Many different blogging solutions exist. What are some of the considerations you should explore?
- Do you want a blog for just you or just your class? Or are you wanting a school-wide or system-wide solution?
- Do you have a budget for this adventure, or do you need a free solution (usually with limits or advertising or both)?
- If you're using your own server, does your server and the infrastructure surrounding it have the capacity to handle a significant surge in traffic? (As a point of reference, within a very short time, MabryOnline.org began serving up over 1,000,000 files a month and as of this writing is serving up over 2,000,000 files a month!)
- If you pay for bandwidth and for server space, are you prepared for additional cost as traffic increases-–especially when hosting podcasts! This can be significant!
- Do you have access to a web server and want to install and control the blog system yourself? Or do you want to avoid installing softeware on your server and setting up a database? Do you want a simple initial setup/sign up process and then start posting away?
Each option has advantages and disadvantages. You want this to meet your needs, not be a source of constant frustration.
Some blogs are free. Some are a one time license purchase–then you own the software, install it on your own server, and begin posting. Some services will host your blog for you and you pay based on the amount of space your blog needs on the server and how much bandwidth the traffic it generates requires.

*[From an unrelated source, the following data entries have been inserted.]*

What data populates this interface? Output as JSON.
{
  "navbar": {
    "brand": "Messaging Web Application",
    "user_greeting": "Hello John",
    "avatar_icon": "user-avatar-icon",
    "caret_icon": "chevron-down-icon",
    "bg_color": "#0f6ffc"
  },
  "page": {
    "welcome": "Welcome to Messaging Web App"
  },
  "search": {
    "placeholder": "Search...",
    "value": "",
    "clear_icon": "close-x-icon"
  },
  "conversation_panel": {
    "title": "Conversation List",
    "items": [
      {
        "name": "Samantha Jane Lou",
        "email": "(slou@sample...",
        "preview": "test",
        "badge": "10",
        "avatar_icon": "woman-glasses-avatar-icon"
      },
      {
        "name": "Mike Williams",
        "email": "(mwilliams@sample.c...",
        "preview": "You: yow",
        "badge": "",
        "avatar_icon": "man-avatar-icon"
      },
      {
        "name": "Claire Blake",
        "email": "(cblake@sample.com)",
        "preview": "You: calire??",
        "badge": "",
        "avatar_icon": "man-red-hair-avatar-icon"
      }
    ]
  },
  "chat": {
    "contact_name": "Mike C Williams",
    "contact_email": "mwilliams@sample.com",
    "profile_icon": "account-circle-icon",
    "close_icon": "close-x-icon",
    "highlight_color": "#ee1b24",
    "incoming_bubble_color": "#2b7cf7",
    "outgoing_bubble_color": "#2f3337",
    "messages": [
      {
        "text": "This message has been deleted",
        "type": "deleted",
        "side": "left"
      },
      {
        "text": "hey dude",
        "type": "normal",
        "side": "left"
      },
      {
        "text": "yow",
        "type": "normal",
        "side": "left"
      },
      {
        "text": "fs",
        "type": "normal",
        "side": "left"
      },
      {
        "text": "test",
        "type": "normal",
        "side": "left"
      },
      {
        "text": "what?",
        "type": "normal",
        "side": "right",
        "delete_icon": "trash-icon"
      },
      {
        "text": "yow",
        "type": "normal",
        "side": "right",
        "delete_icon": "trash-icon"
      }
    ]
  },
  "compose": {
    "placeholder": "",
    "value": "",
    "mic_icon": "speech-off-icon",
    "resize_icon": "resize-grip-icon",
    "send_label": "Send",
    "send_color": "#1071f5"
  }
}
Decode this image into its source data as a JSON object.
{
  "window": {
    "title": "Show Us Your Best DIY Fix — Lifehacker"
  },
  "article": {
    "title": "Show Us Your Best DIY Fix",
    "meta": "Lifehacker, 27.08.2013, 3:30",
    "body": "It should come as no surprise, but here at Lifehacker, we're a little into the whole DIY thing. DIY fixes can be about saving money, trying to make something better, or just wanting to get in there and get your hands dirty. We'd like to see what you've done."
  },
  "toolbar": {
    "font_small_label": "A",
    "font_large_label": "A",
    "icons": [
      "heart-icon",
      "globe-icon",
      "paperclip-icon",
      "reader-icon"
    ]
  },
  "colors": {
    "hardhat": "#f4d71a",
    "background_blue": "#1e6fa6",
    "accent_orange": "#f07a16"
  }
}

All of the blog posts for MabryOnline.org is hosted by DreamHost. This means only the picture files and the text content sit on the DreamHost server. DreamHost offers many affordable plans. Importantly, all of the digital media (audio and video podcasts) created by the students, teachers, and administrators is hosted on the school district's server which provides schools with unlimited free bandwidth.
When a video podcast or movie file appears on MabryOnline.org, the blog post is linking to the school system's server where the media file sits. Mabry Middle School would not begin to have the financial resources required to pay for the bandwidth these digital media files consume everytime someone someplace in the world watches a movie file.
When the school first began using blogs, we purchased an account from TypePad, which hosts everything on their server. Within half a school year, we had exceeded the storage capacity for our account, and we did not have any digital media files on the blog system at all! We therefore decided to purchase MovableType and host it on the DreamHost server.
We purchased a license for MovableType 3 (As of this writing version 4 is available). The company, SixApart, offers educational institutions a discount. MovableType is not for the faint of heart or those without some level of "geek factor." The solution is powerful and massively extensible. Frankly, I love it! But it requires a good bit of technical know-how. If you are interested in this solution, your IT department would probably have a significant role in installation and implementation. If you think you might be able to do it yourself, download the free personal version and try it yourself first before purchasing a license.
Free solutions exist. Some require more knowledge than others. Each has advantages and disadvantages.
For the novice beginner, I would suggest exploring Blogger (free and hosted, just three easy steps to setup). Play with it personally first. Then you can learn what the issues might be for educational use. You might also want to look at Tumblr, another free (as of this writing), hosted solution that has easy setup. It has a different look and feel than Blogger. See if that would meet your needs.
WordPress is a free open source solution, but you have to install it yourself on your own server. I think it can be licensed, and some companies have repackaged WordPress, offered support and hosting, and charge a fee for service.
Explore blogging. Once you get through the brief learning curve, you will be very glad you did!